Always second guess large business decisions, especially if a big expense is involved. Do you really need that fancy new camera when the one you have right now will do just fine? Say no. Trust me, It took me awhile to do this and it will help your business in the long run.

Lesson 4: Listen, Everybody Has A Story To Tell

I'll admit that this is one I have had to learn as life goes on. I have a bad habit of trying to talk along with someone as they are telling me something. I also seem to have to say something before that person finishes what they have to say. This is a horrible habit, which I am finally learning to let go. Learning to listen to the person you are having a conversation with, be it a client, your peers, your significant other... is one of the most important processes you can do when someone is telling you their story.

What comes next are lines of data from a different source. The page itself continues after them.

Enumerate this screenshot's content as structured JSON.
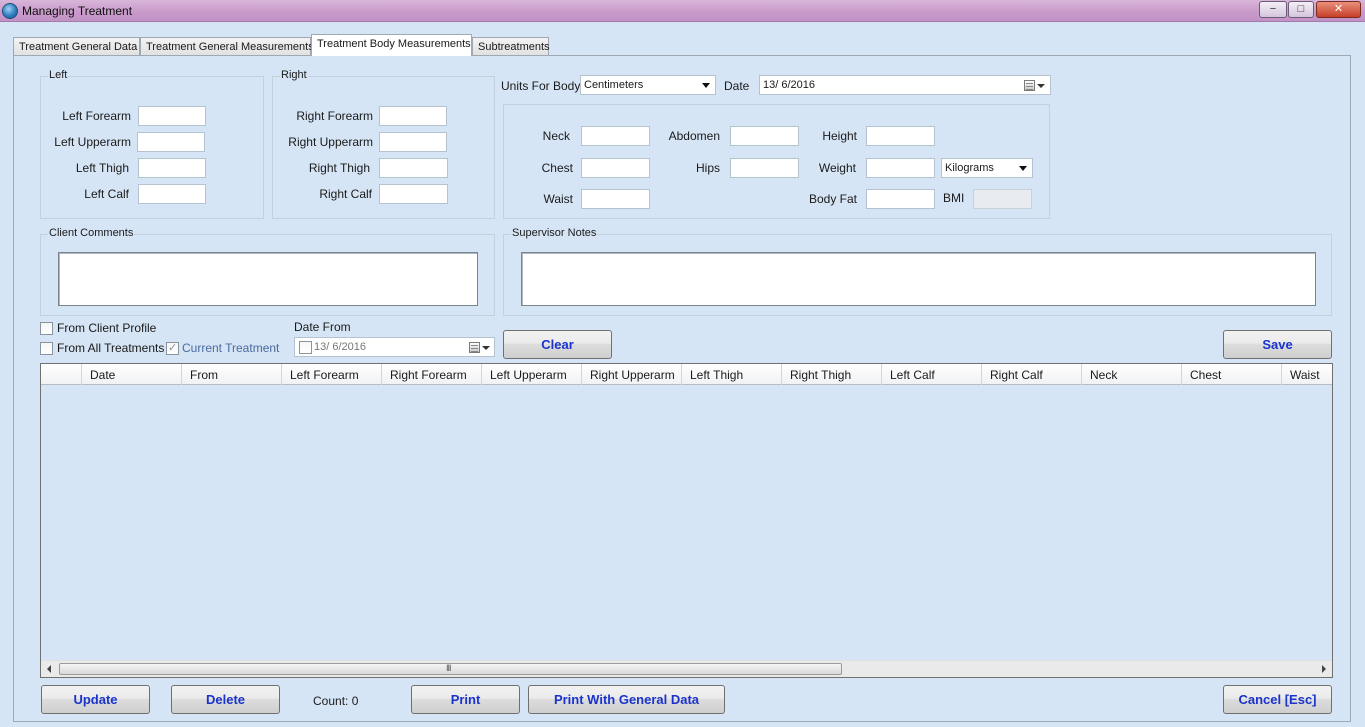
{
  "window": {
    "title": "Managing Treatment",
    "minimize": "−",
    "maximize": "□",
    "close": "✕"
  },
  "tabs": [
    {
      "label": "Treatment General Data"
    },
    {
      "label": "Treatment General Measurements"
    },
    {
      "label": "Treatment Body Measurements"
    },
    {
      "label": "Subtreatments"
    }
  ],
  "left_group": {
    "title": "Left",
    "fields": [
      "Left Forearm",
      "Left Upperarm",
      "Left Thigh",
      "Left Calf"
    ]
  },
  "right_group": {
    "title": "Right",
    "fields": [
      "Right Forearm",
      "Right Upperarm",
      "Right Thigh",
      "Right Calf"
    ]
  },
  "units": {
    "label": "Units For Body",
    "value": "Centimeters"
  },
  "date": {
    "label": "Date",
    "value": "13/  6/2016"
  },
  "body": {
    "neck": "Neck",
    "chest": "Chest",
    "waist": "Waist",
    "abdomen": "Abdomen",
    "hips": "Hips",
    "height": "Height",
    "weight": "Weight",
    "body_fat": "Body Fat",
    "bmi": "BMI",
    "weight_unit": "Kilograms"
  },
  "comments": {
    "client": "Client Comments",
    "supervisor": "Supervisor Notes"
  },
  "filters": {
    "from_client_profile": "From Client Profile",
    "from_all_treatments": "From All Treatments",
    "current_treatment": "Current Treatment",
    "date_from_label": "Date From",
    "date_from_value": "13/  6/2016"
  },
  "buttons": {
    "clear": "Clear",
    "save": "Save",
    "update": "Update",
    "delete": "Delete",
    "print": "Print",
    "print_general": "Print With General Data",
    "cancel": "Cancel [Esc]"
  },
  "count_label": "Count: 0",
  "grid": {
    "columns": [
      "Date",
      "From",
      "Left Forearm",
      "Right Forearm",
      "Left Upperarm",
      "Right Upperarm",
      "Left Thigh",
      "Right Thigh",
      "Left Calf",
      "Right Calf",
      "Neck",
      "Chest",
      "Waist"
    ],
    "scroll_grip": "III"
  }
}
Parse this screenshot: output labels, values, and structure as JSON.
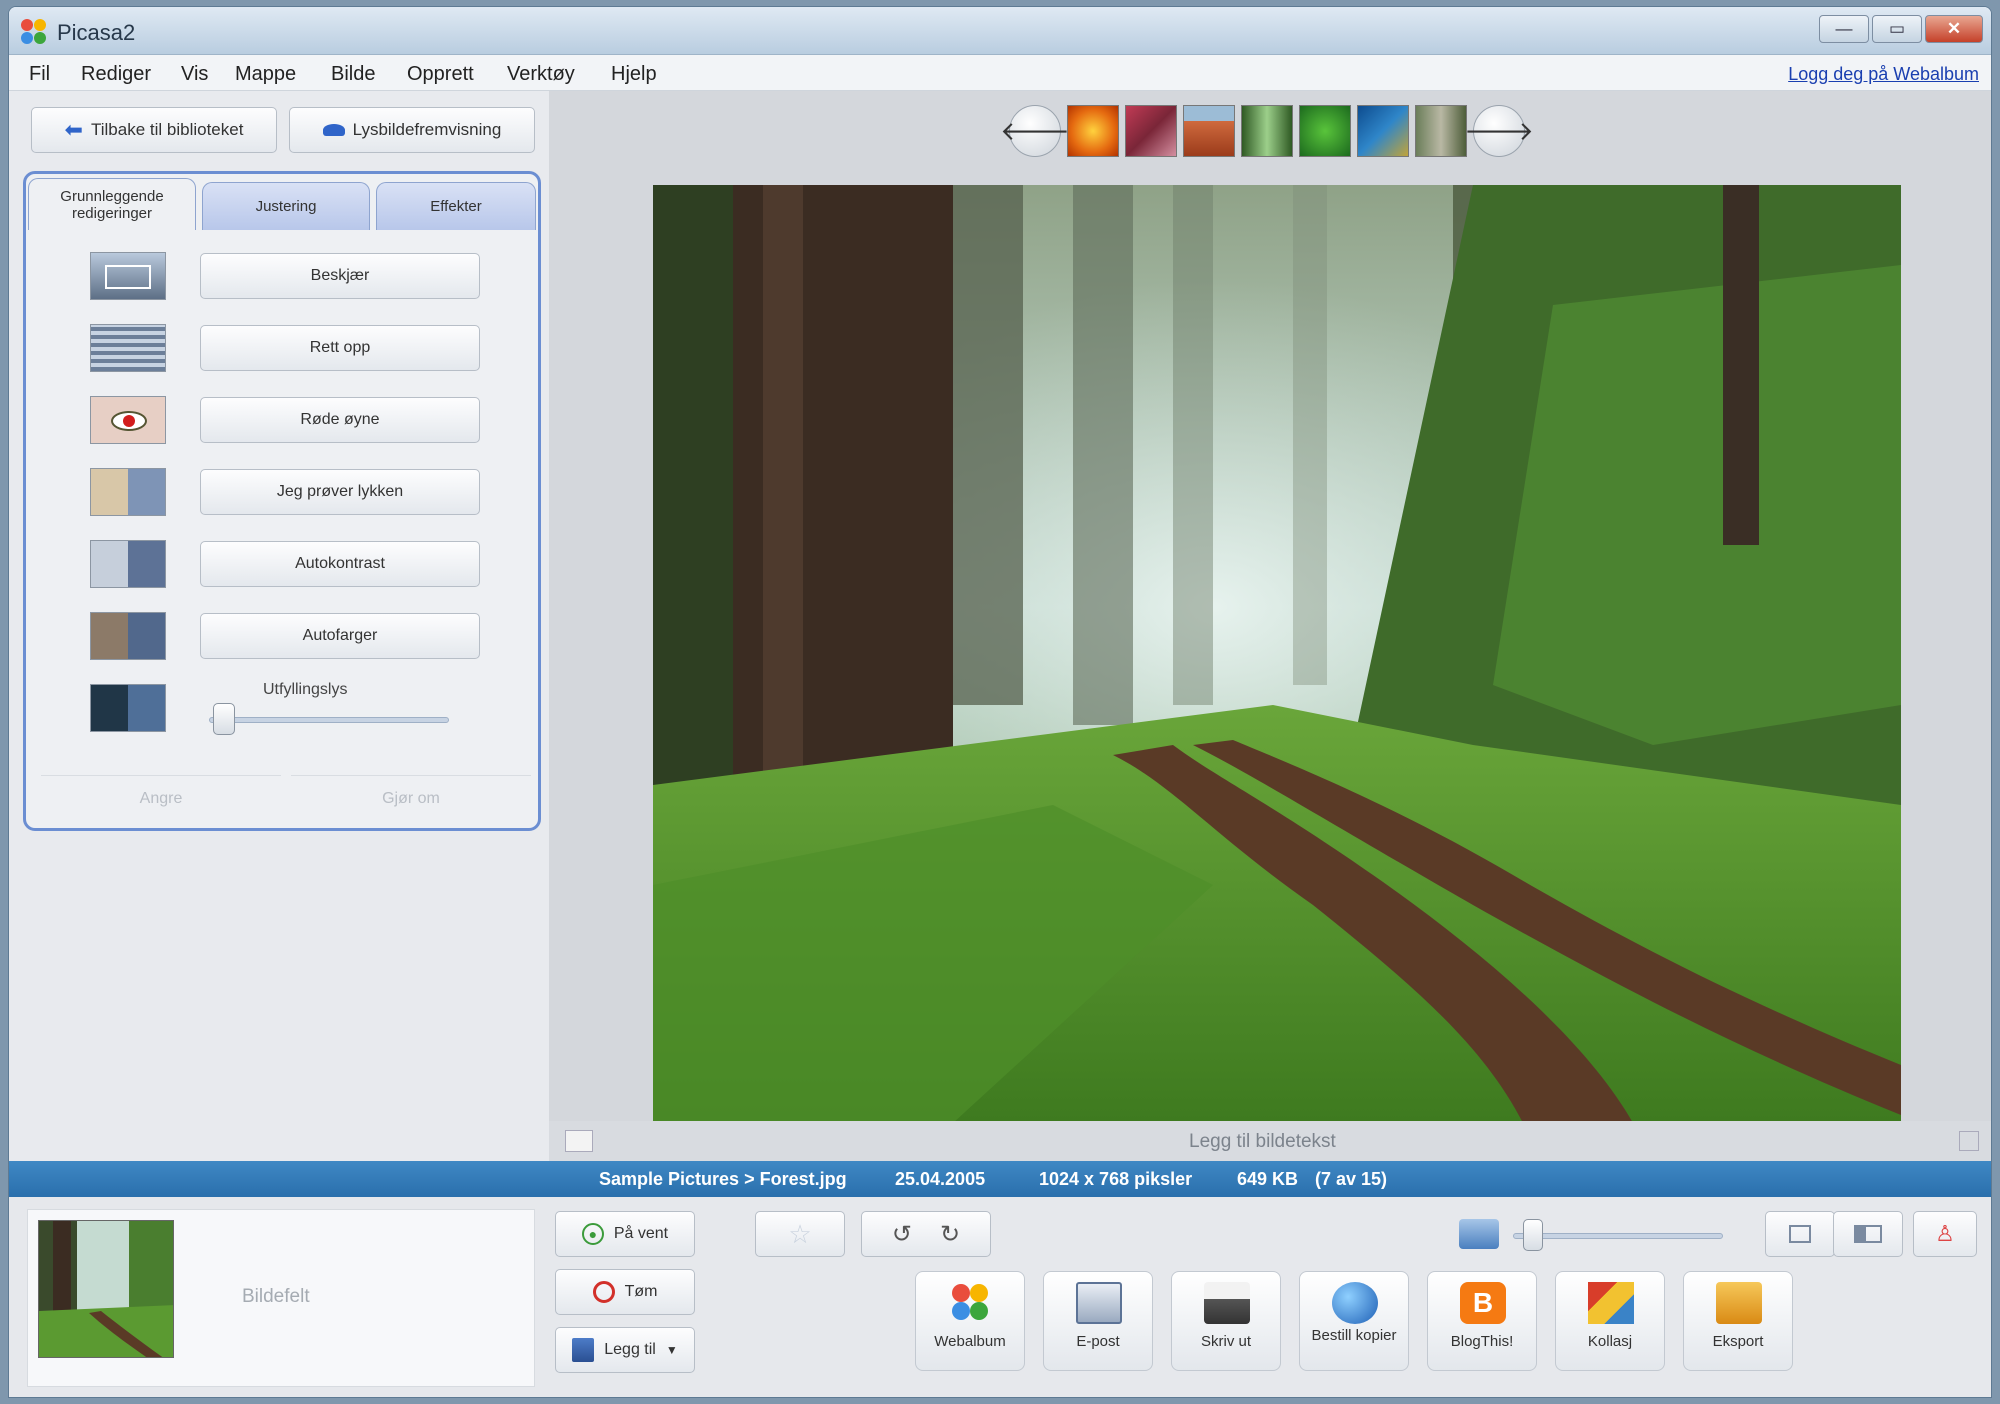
{
  "window": {
    "title": "Picasa2",
    "controls": {
      "minimize": "—",
      "maximize": "▭",
      "close": "✕"
    }
  },
  "menu": {
    "items": [
      "Fil",
      "Rediger",
      "Vis",
      "Mappe",
      "Bilde",
      "Opprett",
      "Verktøy",
      "Hjelp"
    ],
    "signin": "Logg deg på Webalbum"
  },
  "left_panel": {
    "back_button": "Tilbake til biblioteket",
    "slideshow_button": "Lysbildefremvisning",
    "tabs": [
      {
        "label": "Grunnleggende redigeringer",
        "active": true
      },
      {
        "label": "Justering",
        "active": false
      },
      {
        "label": "Effekter",
        "active": false
      }
    ],
    "tools": [
      {
        "label": "Beskjær",
        "icon": "crop-icon"
      },
      {
        "label": "Rett opp",
        "icon": "straighten-icon"
      },
      {
        "label": "Røde øyne",
        "icon": "red-eye-icon"
      },
      {
        "label": "Jeg prøver lykken",
        "icon": "lucky-icon"
      },
      {
        "label": "Autokontrast",
        "icon": "auto-contrast-icon"
      },
      {
        "label": "Autofarger",
        "icon": "auto-color-icon"
      }
    ],
    "fill_light": {
      "label": "Utfyllingslys",
      "value": 0
    },
    "undo_label": "Angre",
    "redo_label": "Gjør om"
  },
  "filmstrip": {
    "prev_icon": "arrow-left-icon",
    "next_icon": "arrow-right-icon",
    "thumb_count": 7
  },
  "photo": {
    "caption_placeholder": "Legg til bildetekst"
  },
  "status": {
    "path": "Sample Pictures > Forest.jpg",
    "date": "25.04.2005",
    "dimensions": "1024 x 768 piksler",
    "size": "649 KB",
    "position": "(7 av 15)"
  },
  "tray": {
    "label": "Bildefelt",
    "hold_button": "På vent",
    "clear_button": "Tøm",
    "add_button": "Legg til",
    "actions": [
      {
        "label": "Webalbum",
        "icon": "webalbum-icon"
      },
      {
        "label": "E-post",
        "icon": "email-icon"
      },
      {
        "label": "Skriv ut",
        "icon": "printer-icon"
      },
      {
        "label": "Bestill kopier",
        "icon": "globe-icon"
      },
      {
        "label": "BlogThis!",
        "icon": "blogger-icon"
      },
      {
        "label": "Kollasj",
        "icon": "collage-icon"
      },
      {
        "label": "Eksport",
        "icon": "export-icon"
      }
    ]
  },
  "colors": {
    "accent": "#2f77b5",
    "tab_border": "#6b8ed2",
    "link": "#1a3fb0"
  }
}
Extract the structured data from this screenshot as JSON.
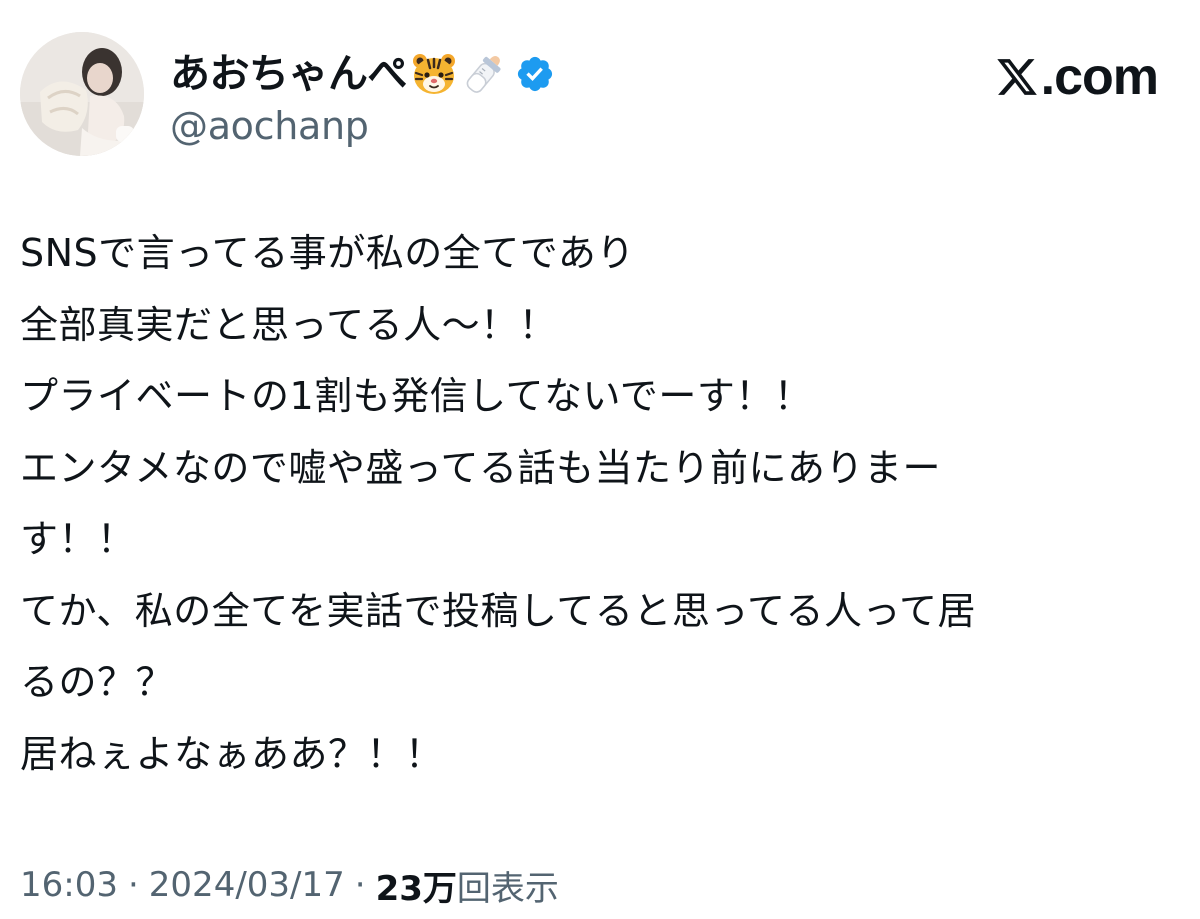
{
  "author": {
    "display_name": "あおちゃんぺ",
    "handle": "@aochanp",
    "emoji_icons": [
      "tiger-face-emoji",
      "baby-bottle-emoji"
    ],
    "verified": true,
    "verified_color": "#1d9bf0"
  },
  "brand": {
    "label": ".com",
    "logo_icon": "x-logo-icon"
  },
  "tweet": {
    "lines": [
      "SNSで言ってる事が私の全てであり",
      "全部真実だと思ってる人〜！！",
      "プライベートの1割も発信してないでーす！！",
      "エンタメなので嘘や盛ってる話も当たり前にありまー",
      "す！！",
      "てか、私の全てを実話で投稿してると思ってる人って居",
      "るの？？",
      "居ねぇよなぁああ？！！"
    ]
  },
  "meta": {
    "time": "16:03",
    "separator": "·",
    "date": "2024/03/17",
    "views_count": "23万",
    "views_label": "回表示"
  },
  "colors": {
    "text_primary": "#0f1419",
    "text_secondary": "#536471",
    "background": "#ffffff"
  }
}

According to Ralph G. Nichols, "The most basic of all human needs is the need to understand and be understood. The best way to understand people is to listen to them." I agree with Ralph and will add that this skill is essential not only in your business, but in life itself. Forbes has a great article on how to listen effectively.

Lesson 5: Build A Support Group

Nothing beats sitting down with another individual or a group of like minded people to discuss business, your craft and life itself. You get the opportunity to bounce ideas around, talk about your next project, upcoming projects and more. It is truly amazing how human interaction can change your mind, send you off on a new direction or simply inspire you. If you are your own business, and you typically work alone, you need a handful of people to be your support group.

Lesson 6: Trust Your Gut

This is hard to describe, but apparently there is a scientific reason you should trust your gut. Whenever and wherever a decision needs to be made, our gut seems to be there. You all know what it is, that feeling, wherever it comes from, that seems to persuade you to go one way or another. That feeling is good or bad, but seems to sway us to choose. Trust it, it could be telling you something important based on your life experiences.

So there you have it. Six lessons learned from six years of running a freelance business. These lessons are in no way the most important to learn while running a business, but they are, in my opinion, important. Running your own freelance business is hard, and you will never know everything, but stay open minded, listen, and always be learning.